Editorial: Special election on November 14

Special elections are notorious for bad outcomes.

On November 14, most Tulsa voters will decide the fate of seven proposed charter changes. There are two local special elections, one for the Oklahoma House and one for the Senate. Plus, there is a utility franchise vote in Bixby and a City of Sand Springs bond election.

Perhaps the most important vote is in Senate District 37, where a conservative, Christian Republican faces a liberal Democrat lesbian, who is married to another woman.

Republican Brian O’Hara, a former Jenks city councilor, was a representative for U.S. Rep. Jim Bridenstine (maybe the most conservative member of Congress). O’Hara has spent years listening to the concerns of citizens and helping people deal with the government.

His opponent, Democrat Allison Ikley-Freeman, is a leftist proponent for the Homosexual Agenda. She would seem radical even in places like Berkeley, California. Electing her would be a disaster for the moral climate of Oklahoma.

The Tulsa Beacon (and a host of others) endorses Brian O’Hara for Senate District 37.

In House District 76 (Broken Arrow), Republican Ross Ford faces Democrat Chris Vanlandingham. Vanlandingham is an extremely liberal teacher who opposes display of the Ten Commandments on public property.

The Tulsa Beacon endorses neither candidate  in House District 76.

The public should be worried about unmentioned consequences should all seven of the proposed changes to the Tulsa City Charter be approved.

Here are the recommendations from the Tulsa Beacon:

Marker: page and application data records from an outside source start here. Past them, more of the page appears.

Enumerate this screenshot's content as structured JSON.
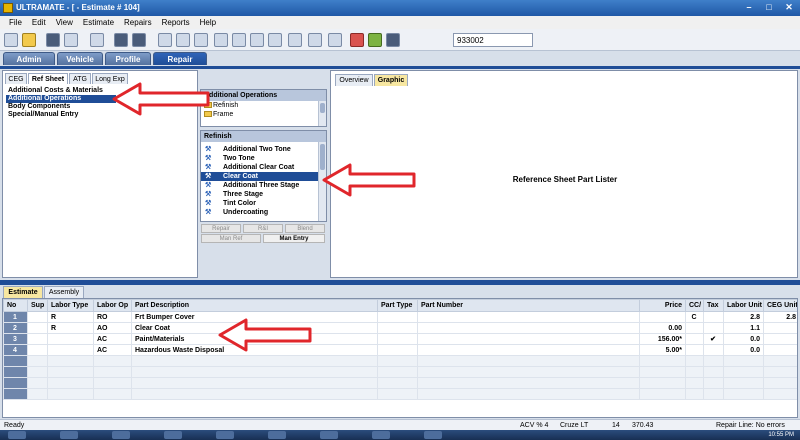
{
  "window": {
    "title": "ULTRAMATE - [ - Estimate # 104]"
  },
  "menu": [
    "File",
    "Edit",
    "View",
    "Estimate",
    "Repairs",
    "Reports",
    "Help"
  ],
  "toolbar": {
    "estimate_number": "933002"
  },
  "main_tabs": [
    "Admin",
    "Vehicle",
    "Profile",
    "Repair"
  ],
  "left_tabs": [
    "CEG",
    "Ref Sheet",
    "ATG",
    "Long Exp"
  ],
  "ref_items": [
    "Additional Costs & Materials",
    "Additional Operations",
    "Body Components",
    "Special/Manual Entry"
  ],
  "ops_box": {
    "header": "Additional Operations",
    "items": [
      "Refinish",
      "Frame"
    ]
  },
  "refinish_box": {
    "header": "Refinish",
    "items": [
      "Additional Two Tone",
      "Two Tone",
      "Additional Clear Coat",
      "Clear Coat",
      "Additional Three Stage",
      "Three Stage",
      "Tint Color",
      "Undercoating"
    ]
  },
  "action_buttons": [
    "Repair",
    "R&I",
    "Blend",
    "Man Ref",
    "Man Entry"
  ],
  "right_tabs": [
    "Overview",
    "Graphic"
  ],
  "right_panel": {
    "text": "Reference Sheet Part Lister"
  },
  "lower_tabs": [
    "Estimate",
    "Assembly"
  ],
  "grid": {
    "headers": [
      "No",
      "Sup",
      "Labor Type",
      "Labor Op",
      "Part Description",
      "Part Type",
      "Part Number",
      "Price",
      "CC/",
      "Tax",
      "Labor Unit",
      "CEG Unit"
    ],
    "rows": [
      [
        "1",
        "",
        "R",
        "RO",
        "Frt Bumper Cover",
        "",
        "",
        "",
        "C",
        "",
        "2.8",
        "2.8"
      ],
      [
        "2",
        "",
        "R",
        "AO",
        "Clear Coat",
        "",
        "",
        "0.00",
        "",
        "",
        "1.1",
        ""
      ],
      [
        "3",
        "",
        "",
        "AC",
        "Paint/Materials",
        "",
        "",
        "156.00*",
        "",
        "✔",
        "0.0",
        ""
      ],
      [
        "4",
        "",
        "",
        "AC",
        "Hazardous Waste Disposal",
        "",
        "",
        "5.00*",
        "",
        "",
        "0.0",
        ""
      ]
    ]
  },
  "status": {
    "left": "Ready",
    "acv": "ACV % 4",
    "vehicle": "Cruze LT",
    "num": "14",
    "amount": "370.43",
    "repair_line": "Repair Line: No errors"
  },
  "taskbar": {
    "clock": "10:55 PM"
  },
  "colors": {
    "title_bar": "#1f58a6",
    "selection": "#1f4d97",
    "arrow": "#e0262b"
  }
}
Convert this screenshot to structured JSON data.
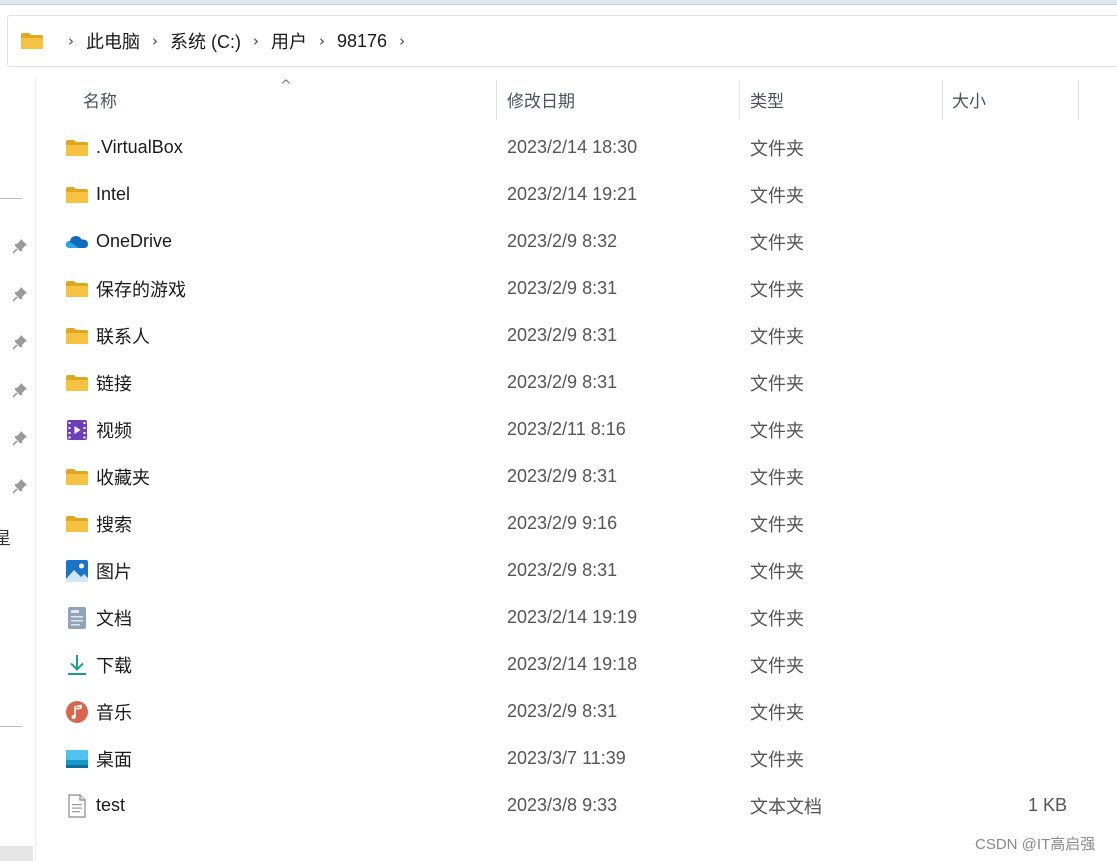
{
  "breadcrumb": {
    "items": [
      "此电脑",
      "系统 (C:)",
      "用户",
      "98176"
    ],
    "separator": "›"
  },
  "nav": {
    "cut_label": "星"
  },
  "columns": {
    "name": "名称",
    "date": "修改日期",
    "type": "类型",
    "size": "大小",
    "sort_indicator": "^"
  },
  "files": [
    {
      "name": ".VirtualBox",
      "icon": "folder-icon",
      "date": "2023/2/14 18:30",
      "type": "文件夹",
      "size": ""
    },
    {
      "name": "Intel",
      "icon": "folder-icon",
      "date": "2023/2/14 19:21",
      "type": "文件夹",
      "size": ""
    },
    {
      "name": "OneDrive",
      "icon": "onedrive-icon",
      "date": "2023/2/9 8:32",
      "type": "文件夹",
      "size": ""
    },
    {
      "name": "保存的游戏",
      "icon": "folder-icon",
      "date": "2023/2/9 8:31",
      "type": "文件夹",
      "size": ""
    },
    {
      "name": "联系人",
      "icon": "folder-icon",
      "date": "2023/2/9 8:31",
      "type": "文件夹",
      "size": ""
    },
    {
      "name": "链接",
      "icon": "folder-icon",
      "date": "2023/2/9 8:31",
      "type": "文件夹",
      "size": ""
    },
    {
      "name": "视频",
      "icon": "video-icon",
      "date": "2023/2/11 8:16",
      "type": "文件夹",
      "size": ""
    },
    {
      "name": "收藏夹",
      "icon": "folder-icon",
      "date": "2023/2/9 8:31",
      "type": "文件夹",
      "size": ""
    },
    {
      "name": "搜索",
      "icon": "folder-icon",
      "date": "2023/2/9 9:16",
      "type": "文件夹",
      "size": ""
    },
    {
      "name": "图片",
      "icon": "pictures-icon",
      "date": "2023/2/9 8:31",
      "type": "文件夹",
      "size": ""
    },
    {
      "name": "文档",
      "icon": "documents-icon",
      "date": "2023/2/14 19:19",
      "type": "文件夹",
      "size": ""
    },
    {
      "name": "下载",
      "icon": "download-icon",
      "date": "2023/2/14 19:18",
      "type": "文件夹",
      "size": ""
    },
    {
      "name": "音乐",
      "icon": "music-icon",
      "date": "2023/2/9 8:31",
      "type": "文件夹",
      "size": ""
    },
    {
      "name": "桌面",
      "icon": "desktop-icon",
      "date": "2023/3/7 11:39",
      "type": "文件夹",
      "size": ""
    },
    {
      "name": "test",
      "icon": "text-file-icon",
      "date": "2023/3/8 9:33",
      "type": "文本文档",
      "size": "1 KB"
    }
  ],
  "watermark": "CSDN @IT高启强",
  "colors": {
    "folder": "#f5c242",
    "folder_dark": "#e0a722",
    "onedrive": "#0f6cbd",
    "video": "#6b3fb8",
    "pictures": "#1b73c9",
    "download": "#1a9e8f",
    "music": "#d9654c",
    "desktop": "#1598c9"
  }
}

  • Proposition 1 – Public nuisances
    • Vote yes
  • Proposition 2 – Special meeting notification
    • Vote no
  • Proposition 3 – Emergency resolutions
    • Vote no
  • Proposition 4 – Changing election dates
    • Vote no
  • Proposition 5 – Redrawing districts
    • Vote no
  • Proposition 6 – City employees’ free speech
    • Vote yes
  • Proposition 7 – Dedicate sales tax to public safety
    • Vote yes.